LAND O’ LAKES — School Superintendent Kurt Browning is dropping his recommendation that the Pasco County School District eliminate the valedictorian and salutatorian designations for the top two graduates at each high school.
The school board was set to vote on the proposed change at its Aug. 12 meeting as part of the revised student progression plan, but the meeting agenda released Tuesday includes a memo from Browning saying he now proposes keeping the titles in place.
The original proposal to end the practice of naming a valedictorian and salutatorian led to a public outcry, especially after the Fox News show “Fox & Friends” picked up the story.
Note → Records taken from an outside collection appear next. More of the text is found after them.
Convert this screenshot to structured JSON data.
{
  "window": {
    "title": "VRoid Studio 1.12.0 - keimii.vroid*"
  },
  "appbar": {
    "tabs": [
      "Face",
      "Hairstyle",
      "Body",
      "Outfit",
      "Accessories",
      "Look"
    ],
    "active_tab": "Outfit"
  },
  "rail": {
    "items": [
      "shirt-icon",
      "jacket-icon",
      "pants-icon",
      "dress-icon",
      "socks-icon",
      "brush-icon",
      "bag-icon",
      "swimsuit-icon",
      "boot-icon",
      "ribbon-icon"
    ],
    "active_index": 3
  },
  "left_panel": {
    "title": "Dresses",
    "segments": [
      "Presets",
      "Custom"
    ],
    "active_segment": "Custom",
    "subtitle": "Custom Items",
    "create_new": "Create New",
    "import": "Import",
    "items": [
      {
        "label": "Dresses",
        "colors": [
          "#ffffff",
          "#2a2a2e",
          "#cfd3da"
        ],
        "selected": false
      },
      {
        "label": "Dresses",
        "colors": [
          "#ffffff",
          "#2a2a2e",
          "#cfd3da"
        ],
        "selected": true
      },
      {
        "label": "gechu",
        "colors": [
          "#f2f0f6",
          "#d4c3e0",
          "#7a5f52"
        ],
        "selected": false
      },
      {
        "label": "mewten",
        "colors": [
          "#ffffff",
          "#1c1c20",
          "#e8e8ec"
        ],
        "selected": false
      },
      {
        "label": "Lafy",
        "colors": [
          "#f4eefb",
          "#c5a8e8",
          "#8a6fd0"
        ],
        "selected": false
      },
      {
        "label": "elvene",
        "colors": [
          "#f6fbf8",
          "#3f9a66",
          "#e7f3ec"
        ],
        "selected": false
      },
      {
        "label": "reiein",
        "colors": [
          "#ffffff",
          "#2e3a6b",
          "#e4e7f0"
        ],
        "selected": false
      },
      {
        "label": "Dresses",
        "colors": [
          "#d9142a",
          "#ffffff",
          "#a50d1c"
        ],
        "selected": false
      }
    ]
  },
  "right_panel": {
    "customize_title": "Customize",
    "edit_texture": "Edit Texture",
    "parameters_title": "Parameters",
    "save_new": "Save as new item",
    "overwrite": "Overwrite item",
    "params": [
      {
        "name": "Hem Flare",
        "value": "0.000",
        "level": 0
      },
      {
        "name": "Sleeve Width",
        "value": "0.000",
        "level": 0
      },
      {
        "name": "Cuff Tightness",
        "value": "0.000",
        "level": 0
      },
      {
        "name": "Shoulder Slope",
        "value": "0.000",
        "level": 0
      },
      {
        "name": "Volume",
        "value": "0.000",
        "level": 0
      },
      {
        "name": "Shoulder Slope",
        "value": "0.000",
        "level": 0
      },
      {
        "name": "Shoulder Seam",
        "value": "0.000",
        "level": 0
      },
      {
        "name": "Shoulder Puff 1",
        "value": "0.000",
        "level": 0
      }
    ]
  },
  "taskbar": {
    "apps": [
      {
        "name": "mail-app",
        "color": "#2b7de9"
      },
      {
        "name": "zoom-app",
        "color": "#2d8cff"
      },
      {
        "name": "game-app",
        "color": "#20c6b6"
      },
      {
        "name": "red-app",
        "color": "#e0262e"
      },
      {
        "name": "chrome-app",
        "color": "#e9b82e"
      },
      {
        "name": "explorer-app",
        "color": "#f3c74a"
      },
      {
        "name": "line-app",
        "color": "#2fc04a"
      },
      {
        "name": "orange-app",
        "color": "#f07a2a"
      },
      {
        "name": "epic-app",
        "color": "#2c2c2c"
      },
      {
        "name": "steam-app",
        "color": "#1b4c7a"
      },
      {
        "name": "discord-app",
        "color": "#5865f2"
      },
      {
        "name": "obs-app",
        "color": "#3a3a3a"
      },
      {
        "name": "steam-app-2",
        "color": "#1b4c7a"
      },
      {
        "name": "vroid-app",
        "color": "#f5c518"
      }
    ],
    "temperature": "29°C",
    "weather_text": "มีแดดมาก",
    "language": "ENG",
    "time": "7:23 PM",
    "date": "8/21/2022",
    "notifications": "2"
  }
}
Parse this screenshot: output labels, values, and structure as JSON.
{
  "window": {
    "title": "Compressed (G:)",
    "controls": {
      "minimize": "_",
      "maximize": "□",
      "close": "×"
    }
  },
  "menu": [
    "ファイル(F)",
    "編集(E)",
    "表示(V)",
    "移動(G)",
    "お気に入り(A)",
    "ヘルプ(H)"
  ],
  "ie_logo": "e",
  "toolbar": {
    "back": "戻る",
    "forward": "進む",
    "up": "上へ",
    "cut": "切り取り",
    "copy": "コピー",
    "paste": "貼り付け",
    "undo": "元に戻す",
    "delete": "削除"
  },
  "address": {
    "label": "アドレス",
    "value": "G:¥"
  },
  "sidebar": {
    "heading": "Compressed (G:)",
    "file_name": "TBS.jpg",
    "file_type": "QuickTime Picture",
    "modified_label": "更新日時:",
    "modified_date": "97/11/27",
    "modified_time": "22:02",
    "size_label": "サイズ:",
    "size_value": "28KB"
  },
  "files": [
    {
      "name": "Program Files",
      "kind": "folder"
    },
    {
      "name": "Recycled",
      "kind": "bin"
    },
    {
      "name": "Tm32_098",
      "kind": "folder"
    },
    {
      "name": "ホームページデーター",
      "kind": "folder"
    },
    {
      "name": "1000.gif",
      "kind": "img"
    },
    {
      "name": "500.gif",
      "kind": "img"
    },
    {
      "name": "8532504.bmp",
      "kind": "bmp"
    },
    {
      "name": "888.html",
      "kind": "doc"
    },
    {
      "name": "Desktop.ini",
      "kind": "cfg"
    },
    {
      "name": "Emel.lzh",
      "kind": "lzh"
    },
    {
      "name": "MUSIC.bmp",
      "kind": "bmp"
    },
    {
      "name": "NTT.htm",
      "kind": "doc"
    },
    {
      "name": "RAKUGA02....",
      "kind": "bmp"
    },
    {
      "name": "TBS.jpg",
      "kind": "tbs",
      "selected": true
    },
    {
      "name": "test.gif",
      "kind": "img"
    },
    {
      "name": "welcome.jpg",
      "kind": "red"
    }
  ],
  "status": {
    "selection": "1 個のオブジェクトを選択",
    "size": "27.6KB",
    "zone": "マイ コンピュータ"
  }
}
Browning at one point described some of the emails he received as “very hateful and demeaning.”
The school board held its first public hearing on the change July 1, but that drew just one speaker, the father of a former Wesley Chapel High School valedictorian, who read a letter from his daughter urging the board to keep the valedictorian and salutatorian tradition alive.
The board’s initial vote was unanimous to eliminate the titles beginning with the class of 2018, although two board members — Steve Luikart and Allen Altman — left open the possibility they could change their minds before the final vote. Board Chairwoman Alison Crumbley was absent at that meeting.
Since then, Luikart has said he likely would change his vote, not so much because of any personal feelings, but because of feedback he has received from parents and students who like that the top two students receive special recognition.
“If the public wants it, I don’t have a problem with it,” Luikart said.
A district committee had recommended the change, which the school board first discussed at a June 3 workshop.
At that time, school officials described the valedictorian-salutatorian tradition as one that had gotten out of control and overly competitive, with students making course selections based on how well a class could boost their grade-point averages and angry parents paying a visit to the superintendent when a son or daughter lost out, sometimes by hundredths of a percentage point.